You have a dough that looks good. Just leave it and it should eventually leaven (in theory). Good luck with the next run..

Merry Christmas,
Michael

Xaimerafiki's picture
Xaimerafiki

Thank you for your reply! I wish I had seen it sooner! I will definitely try this method and post pictures of my results.

It seems out of all the posts about panettone you're a bit of a boss at it so I did have another question that I can't seem to find an answer to. And that is why one has to use a low hydration "lievito Madre" at all? Is it for the sake of tradition or would I still be able to produce a nice panettone with my 100% hydration starter? From all the reading I have done (shout out to Debra Wink) it seems the most important thing for achieving the correct flavour is that it is left to proof at the correct temperature and that the lievito be fed at 4 hour intervals. I haven't found anyone talking in depth about why it has to be a stiff starter. Maybe you could shed some light on this?

Also, I am confident about the strength of my starter, but should it not tripple in 4hours, could I alter the ratios in my feedings to help it get more volume?

Thanks

James

mwilson's picture
mwilson

A wet 100% hydration starter that triples in volume in 4 hours is not equal to a firm 50% hydration starter that triples in the same time. They are not like for like in terms of their leavening power. It doesn't require much oomph to push up a semi-liquid medium.

A wet starter doesn't have the strength, that is not leaving power but strength in it's ability to push up rather than out.

The ability of a starter is what it can do. For Massari the proof needed, to know the starter is ready is such that, as a firm dough (50% hydration) it triples in volume in four hours each time over three consecutive refreshments and the final pH is about 4.1.

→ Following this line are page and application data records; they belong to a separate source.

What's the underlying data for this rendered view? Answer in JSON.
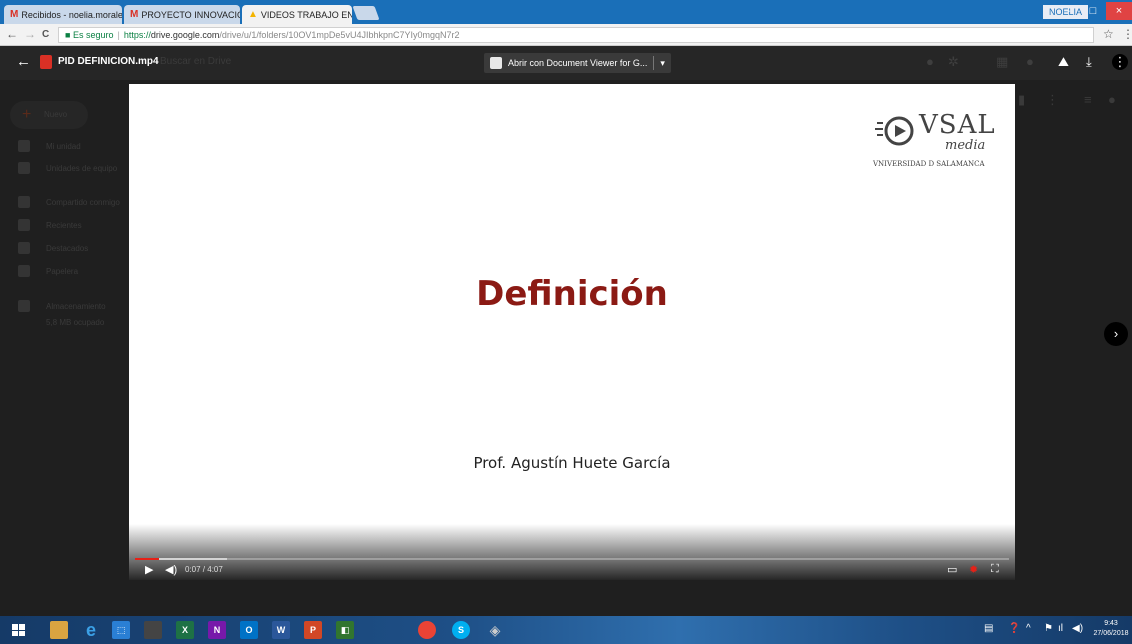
{
  "browser": {
    "tabs": [
      {
        "favicon": "M",
        "title": "Recibidos - noelia.morale",
        "close": "×"
      },
      {
        "favicon": "M",
        "title": "PROYECTO INNOVACIÓN",
        "close": "×"
      },
      {
        "favicon": "▲",
        "title": "VIDEOS TRABAJO EN EQ",
        "close": "×"
      }
    ],
    "user_badge": "NOELIA",
    "window_buttons": {
      "minimize": "–",
      "maximize": "□",
      "close": "×"
    },
    "nav": {
      "back": "←",
      "forward": "→",
      "reload": "C"
    },
    "address": {
      "secure_label": "Es seguro",
      "separator": "|",
      "url_scheme": "https://",
      "url_host": "drive.google.com",
      "url_path": "/drive/u/1/folders/10OV1mpDe5vU4JIbhkpnC7YIy0mgqN7r2"
    },
    "bookmark_star": "☆",
    "menu": "⋮"
  },
  "drive": {
    "back": "←",
    "file_title": "PID DEFINICION.mp4",
    "search_placeholder": "Buscar en Drive",
    "open_with": "Abrir con Document Viewer for G...",
    "open_with_caret": "▾",
    "top_icons": {
      "add_to_drive": "⛰",
      "download": "⤓",
      "more": "⋮"
    },
    "new_button": "Nuevo",
    "new_plus": "+",
    "sidebar": [
      {
        "label": "Mi unidad"
      },
      {
        "label": "Unidades de equipo"
      },
      {
        "label": "Compartido conmigo"
      },
      {
        "label": "Recientes"
      },
      {
        "label": "Destacados"
      },
      {
        "label": "Papelera"
      },
      {
        "label": "Almacenamiento"
      },
      {
        "label": "5,8 MB ocupado"
      }
    ],
    "next": "›"
  },
  "video": {
    "logo": {
      "brand": "VSAL",
      "sub": "media",
      "university": "VNIVERSIDAD D SALAMANCA"
    },
    "slide_title": "Definición",
    "slide_author": "Prof. Agustín Huete García",
    "time_display": "0:07 / 4:07",
    "progress_fraction": 0.028,
    "buffered_fraction": 0.105,
    "play_icon": "▶",
    "volume_icon": "◀)",
    "colors": {
      "title": "#8b1a14",
      "progress": "#e62117"
    }
  },
  "taskbar": {
    "clock_time": "9:43",
    "clock_date": "27/06/2018",
    "apps": [
      "file-explorer",
      "edge",
      "store",
      "paint",
      "excel",
      "onenote",
      "outlook",
      "word",
      "powerpoint",
      "project",
      "chrome",
      "skype",
      "paint3d"
    ]
  }
}
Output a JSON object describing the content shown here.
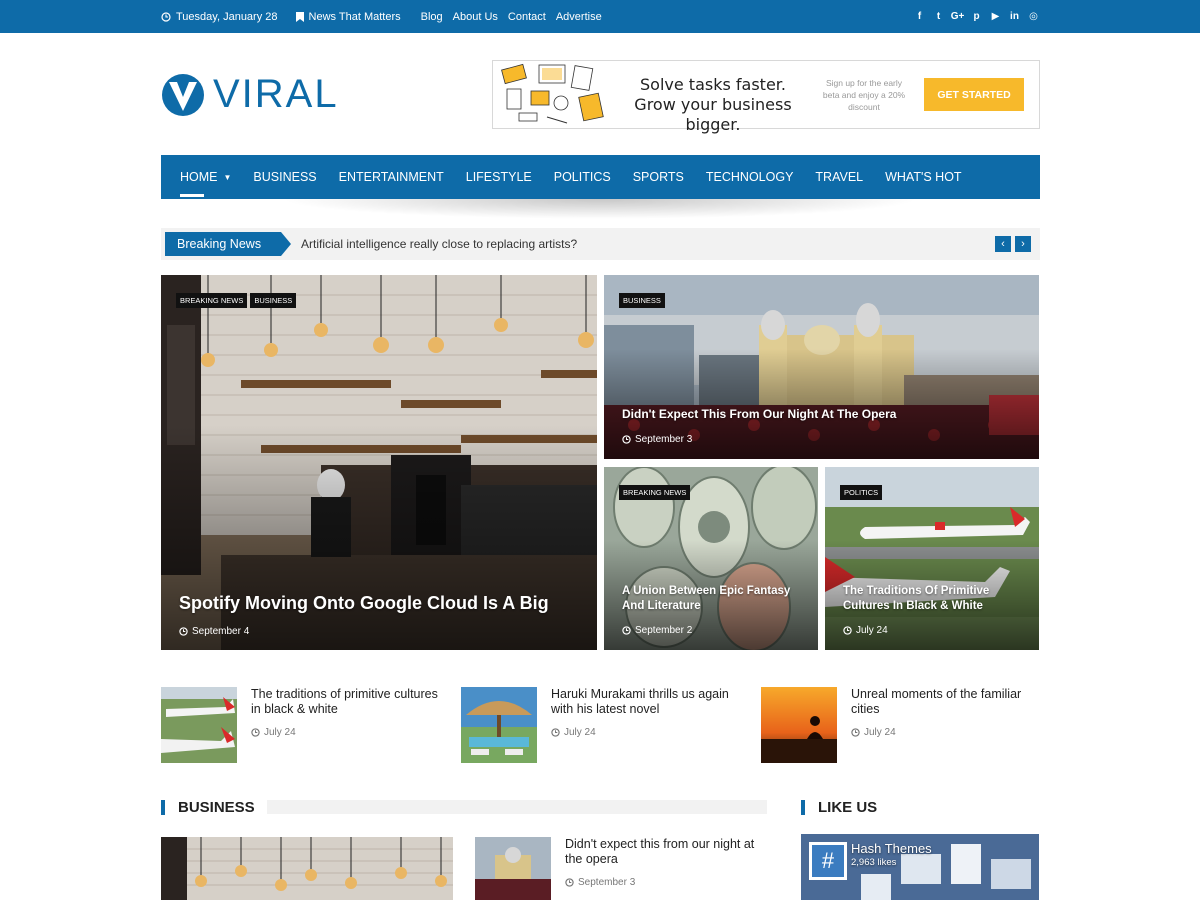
{
  "topbar": {
    "date": "Tuesday, January 28",
    "tagline": "News That Matters",
    "links": [
      "Blog",
      "About Us",
      "Contact",
      "Advertise"
    ],
    "social": [
      {
        "name": "facebook-icon",
        "glyph": "f"
      },
      {
        "name": "twitter-icon",
        "glyph": "t"
      },
      {
        "name": "google-plus-icon",
        "glyph": "G+"
      },
      {
        "name": "pinterest-icon",
        "glyph": "p"
      },
      {
        "name": "youtube-icon",
        "glyph": "▶"
      },
      {
        "name": "linkedin-icon",
        "glyph": "in"
      },
      {
        "name": "instagram-icon",
        "glyph": "◎"
      }
    ]
  },
  "logo": {
    "text": "VIRAL"
  },
  "ad": {
    "headline": "Solve tasks faster. Grow your business bigger.",
    "sub": "Sign up for the early beta and enjoy a 20% discount",
    "button": "GET STARTED"
  },
  "nav": {
    "items": [
      "HOME",
      "BUSINESS",
      "ENTERTAINMENT",
      "LIFESTYLE",
      "POLITICS",
      "SPORTS",
      "TECHNOLOGY",
      "TRAVEL",
      "WHAT'S HOT"
    ]
  },
  "ticker": {
    "label": "Breaking News",
    "text": "Artificial intelligence really close to replacing artists?",
    "prev": "‹",
    "next": "›"
  },
  "featured": {
    "main": {
      "cats": [
        "BREAKING NEWS",
        "BUSINESS"
      ],
      "title": "Spotify Moving Onto Google Cloud Is A Big",
      "date": "September 4"
    },
    "top_right": {
      "cats": [
        "BUSINESS"
      ],
      "title": "Didn't Expect This From Our Night At The Opera",
      "date": "September 3"
    },
    "bottom_left": {
      "cats": [
        "BREAKING NEWS"
      ],
      "title": "A Union Between Epic Fantasy And Literature",
      "date": "September 2"
    },
    "bottom_right": {
      "cats": [
        "POLITICS"
      ],
      "title": "The Traditions Of Primitive Cultures In Black & White",
      "date": "July 24"
    }
  },
  "mini_posts": [
    {
      "title": "The traditions of primitive cultures in black & white",
      "date": "July 24"
    },
    {
      "title": "Haruki Murakami thrills us again with his latest novel",
      "date": "July 24"
    },
    {
      "title": "Unreal moments of the familiar cities",
      "date": "July 24"
    }
  ],
  "business": {
    "title": "BUSINESS",
    "side_post": {
      "title": "Didn't expect this from our night at the opera",
      "date": "September 3"
    }
  },
  "like_us": {
    "title": "LIKE US",
    "page_name": "Hash Themes",
    "likes": "2,963 likes"
  }
}
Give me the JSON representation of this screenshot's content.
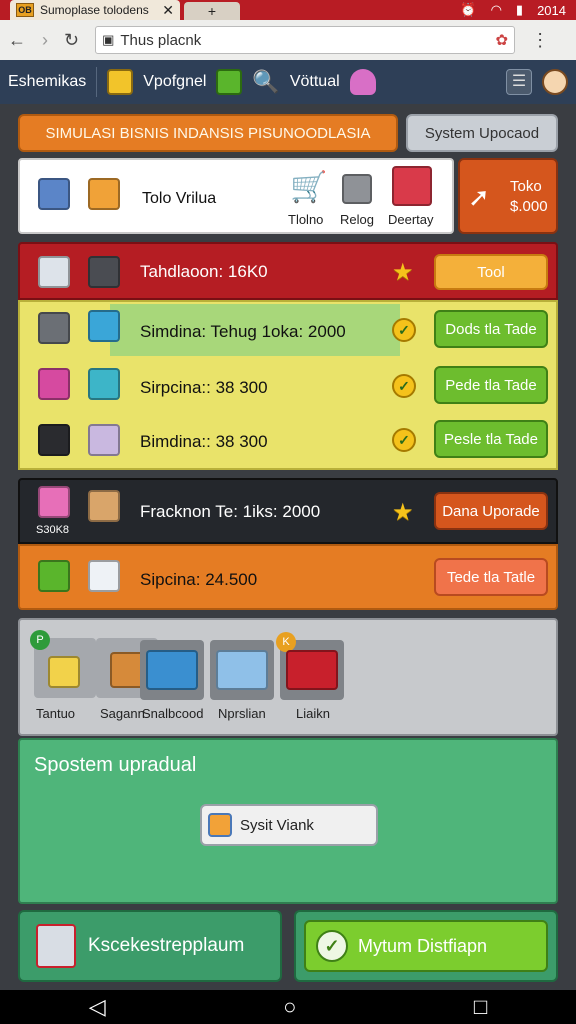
{
  "browser": {
    "tab_title": "Sumoplase tolodens",
    "tab_favicon": "OB",
    "new_tab": "+",
    "clock": "2014",
    "url": "Thus placnk"
  },
  "gamebar": {
    "label1": "Eshemikas",
    "label2": "Vpofgnel",
    "label3": "Vöttual"
  },
  "header": {
    "title": "SIMULASI BISNIS  INDANSIS PISUNOODLASIA",
    "system_button": "System Upocaod"
  },
  "toko_panel": {
    "name": "Tolo Vrilua",
    "items": [
      "Tlolno",
      "Relog",
      "Deertay"
    ],
    "action_line1": "Toko",
    "action_line2": "$.000"
  },
  "rows": [
    {
      "text": "Tahdlaoon: 16K0",
      "button": "Tool",
      "mark": "star"
    },
    {
      "text": "Simdina: Tehug  1oka: 2000",
      "button": "Dods tla Tade",
      "mark": "check"
    },
    {
      "text": "Sirpcina:: 38 300",
      "button": "Pede tla Tade",
      "mark": "check"
    },
    {
      "text": "Bimdina:: 38 300",
      "button": "Pesle tla Tade",
      "mark": "check"
    },
    {
      "text": "Fracknon  Te:  1iks: 2000",
      "button": "Dana Uporade",
      "mark": "star",
      "badge": "S30K8"
    },
    {
      "text": "Sipcina:  24.500",
      "button": "Tede tla Tatle"
    }
  ],
  "buildings": {
    "items": [
      {
        "label": "Tantuo",
        "badge": "P"
      },
      {
        "label": "Sagann"
      },
      {
        "label": "Snalbcood"
      },
      {
        "label": "Nprslian"
      },
      {
        "label": "Liaikn",
        "badge": "K"
      }
    ]
  },
  "upgrade_panel": {
    "title": "Spostem upradual",
    "button": "Sysit Viank"
  },
  "bottom_buttons": {
    "left": "Kscekestrepplaum",
    "right": "Mytum Distfiapn"
  },
  "colors": {
    "status_red": "#b81c24",
    "orange": "#e57c23",
    "green": "#4caf50",
    "panel_green": "#4fb57a"
  }
}
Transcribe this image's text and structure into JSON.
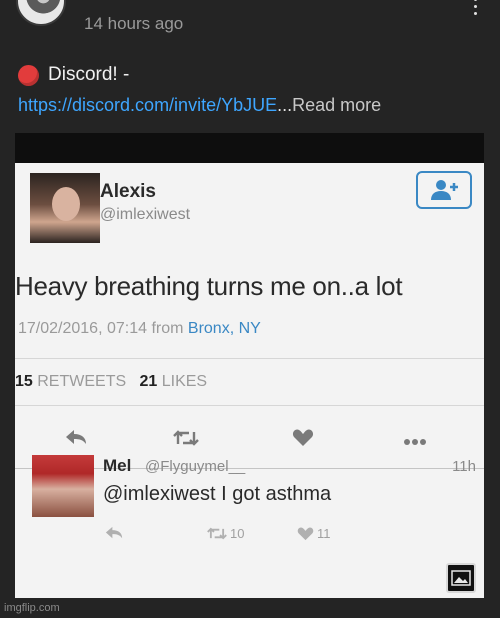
{
  "header": {
    "timestamp": "14 hours ago"
  },
  "description": {
    "discord_text": "Discord! -",
    "link_text": "https://discord.com/invite/YbJUE",
    "ellipsis": "...",
    "read_more": "Read more"
  },
  "tweet": {
    "name": "Alexis",
    "handle": "@imlexiwest",
    "text": "Heavy breathing turns me on..a lot",
    "date": "17/02/2016, 07:14 from",
    "place": "Bronx, NY",
    "retweets_count": "15",
    "retweets_label": "RETWEETS",
    "likes_count": "21",
    "likes_label": "LIKES"
  },
  "reply": {
    "name": "Mel",
    "handle": "@Flyguymel__",
    "time": "11h",
    "text": "@imlexiwest I got asthma",
    "retweets": "10",
    "likes": "11"
  },
  "footer": {
    "watermark": "imgflip.com"
  },
  "colors": {
    "background": "#242424",
    "link": "#3ea6ff",
    "red_dot": "#e23c3c",
    "twitter_blue": "#3a88c4"
  }
}
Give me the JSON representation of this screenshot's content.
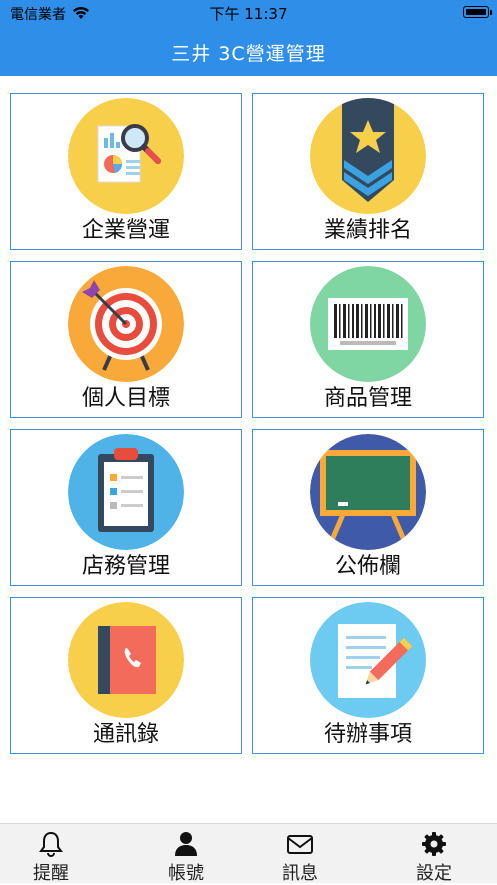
{
  "status_bar": {
    "carrier": "電信業者",
    "time": "下午 11:37"
  },
  "nav": {
    "title": "三井 3C營運管理"
  },
  "tiles": [
    {
      "label": "企業營運",
      "icon": "report-magnifier-icon"
    },
    {
      "label": "業績排名",
      "icon": "rank-badge-icon"
    },
    {
      "label": "個人目標",
      "icon": "target-icon"
    },
    {
      "label": "商品管理",
      "icon": "barcode-icon"
    },
    {
      "label": "店務管理",
      "icon": "clipboard-icon"
    },
    {
      "label": "公佈欄",
      "icon": "chalkboard-icon"
    },
    {
      "label": "通訊錄",
      "icon": "address-book-icon"
    },
    {
      "label": "待辦事項",
      "icon": "todo-pencil-icon"
    }
  ],
  "tabs": [
    {
      "label": "提醒",
      "icon": "bell-icon"
    },
    {
      "label": "帳號",
      "icon": "user-icon"
    },
    {
      "label": "訊息",
      "icon": "envelope-icon"
    },
    {
      "label": "設定",
      "icon": "gear-icon"
    }
  ]
}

Certainly you can leaven a panettone with a wet starter but you won't get the same result. With less strength the panettone would require more time to leaven and may even struggle to reach the top of the mould because it doesn't have that innate ability to push up. Also the top of the panettone would likely be flat rather than domed.

Hope that helps.

Happy holidays,
Michael

Xaimerafiki's picture
Xaimerafiki

Thanks Michael! I figured I'd not be able to see a triple in volume with my liquid starter due to the bubbles popping at the surface. But why would this matter in terms of pushing up once it's added to the dough? If I adjust the flour and water in the primo impasto to account for the higher hydration in the lievito, what causes the difference here to the pushing up ability? Is there a significant microbiological difference in a dry lievito madre that affects gluten structure or development?

Thanks for your kniwledge! Merry Chrimbo!

 

James

mwilson's picture
mwilson

Dough strength and its relationship with starter and pre-ferment consistencies are a subject I have discussed on numerous occasions here on TFL.

A starter is an ingredient and like other ingredients; butter, sugar, water etc. they all impart chemical properties which contribute to the resultant physical properties. It is not just a case of cell numbers, processing is key.

With starter, pH, TTA, Redox potential and fermentation quotient are all factors.

Please read: http://www.sfbi.com/pdfs/NewsF04a.pdf for a better understanding of dough strength.

 

Xaimerafiki's picture
Xaimerafiki

I was so careful this time. I'm off work so I had time to do 4h feedings over 4 days. Tripled every time. Primo impasto mixed up nicely. Kept it at 28 for 12h over night. Hardly any rise at all.... What am I doing wrong?! I have added yeast again to the 2° to save it. But it's so frustrating.